THE CHADWICKE. BOLCKOW) VAUGHAN
& Cb;, Limited, v.
(lJi8triet Oourt, 8. D. New York. January 19,1887.)
CHARTER PARTY-BII,L OF LADING-INHARMONIOUS CLAUSES-CONSTRUCTION_
Where 'the provisions of a ch1l.rterparty are inharmonious, the generai intent. ali evidenced by its written portions, and its e"lident leading purpose, should control the minpr IRc;>visions. Similar incongruities between the bilI of lading and the charter patty will also be controlled, as between the ship and the charterer, by the'charter-party, as the more deliberate instrument In expressing. the intent. Unless, there is sufficient evidence of a waiver of the provisions of the charter, or of some new contract, mere loose and inharmonious ()xpreasions in the bill of )adin/l.'. which refer to the charter, will not Sll pefsede thEi latter, as' respects matters which the charter was clearly designed,to cover. , On 'January 11, 1886, at Middlesbro' on Tees, the libelants chartered the O. W' take 1,300 tous of iran, and "proceed to the port ofNew Yorki; Pe,rth Am. boy, Hoboken, or Brooklyn, and there to deliver the same as ordfJi'ed on arrival.
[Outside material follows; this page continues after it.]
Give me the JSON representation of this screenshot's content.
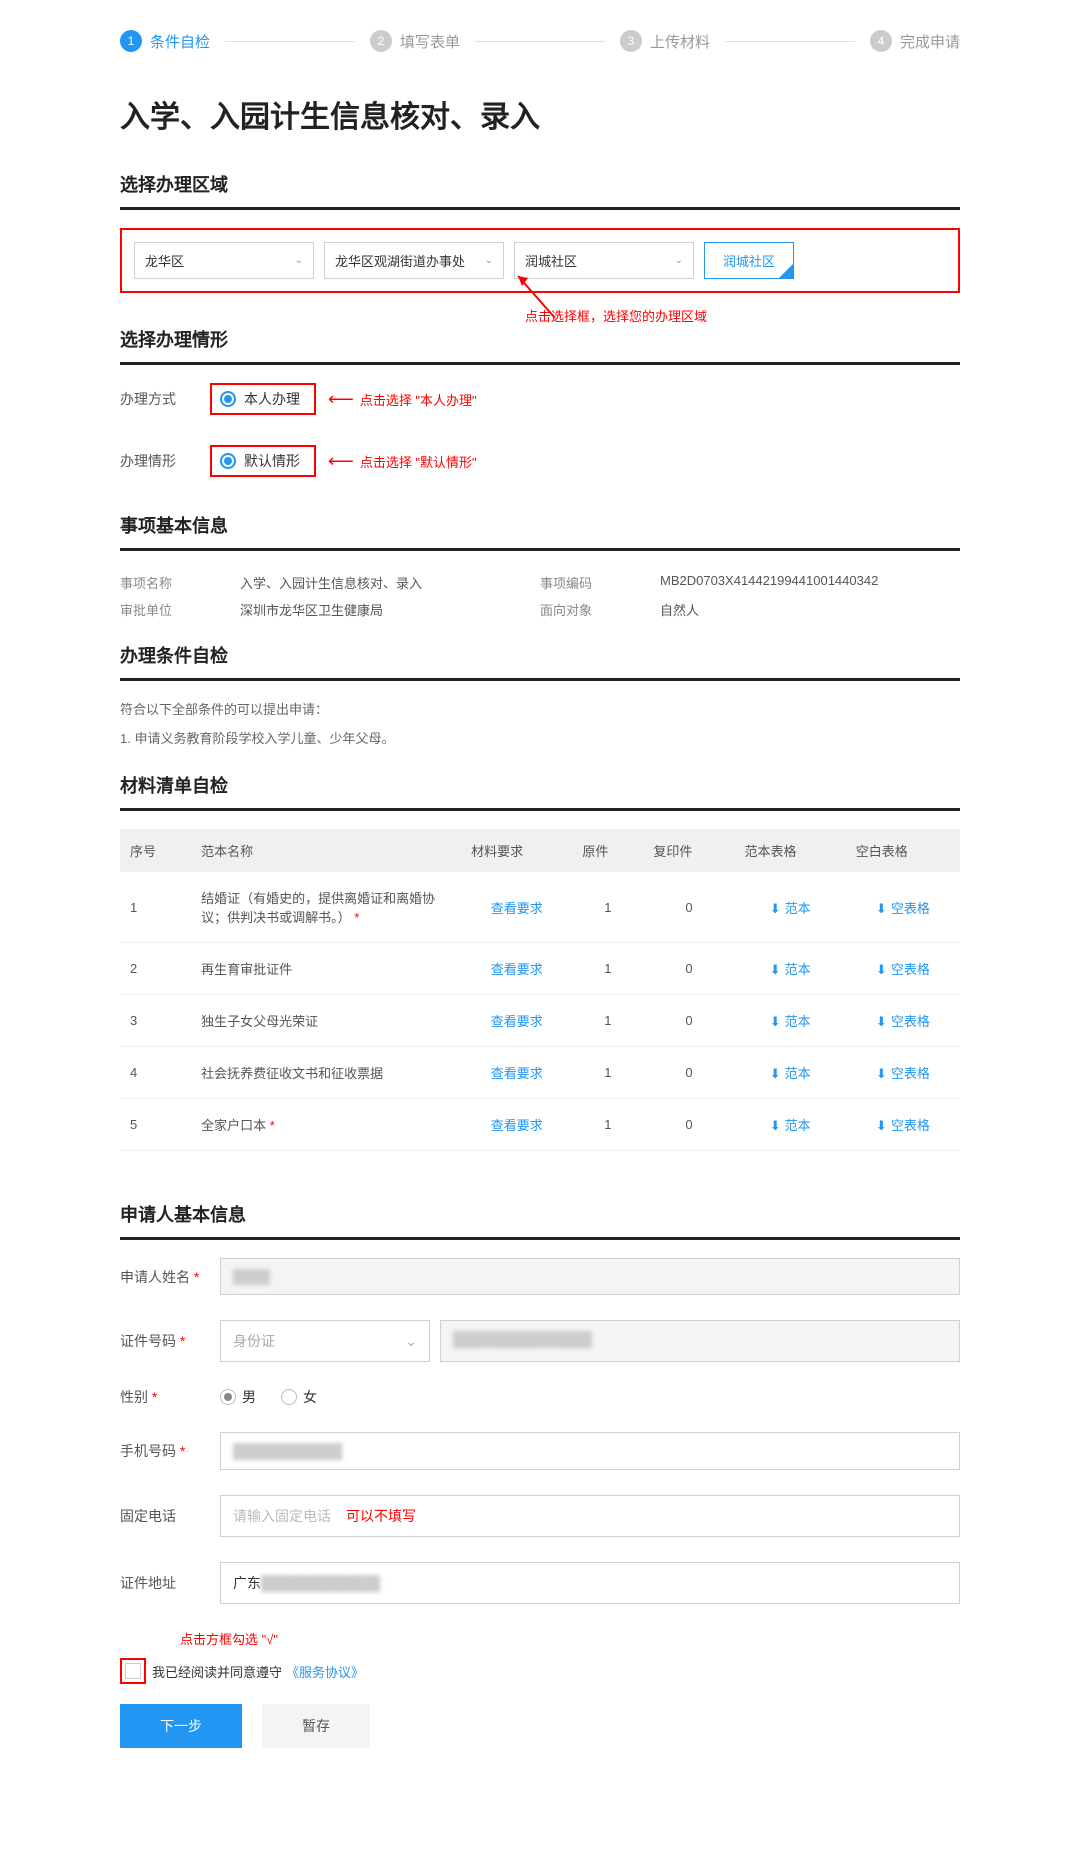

ALTERNATIVE PORTS-DIFFERENT COLLECTroN DISTRICTS.
2, SAME-DELIVERY, AT ONE OF SEVERAL PORTS "AS ORDERED C)N ARRIVAL"-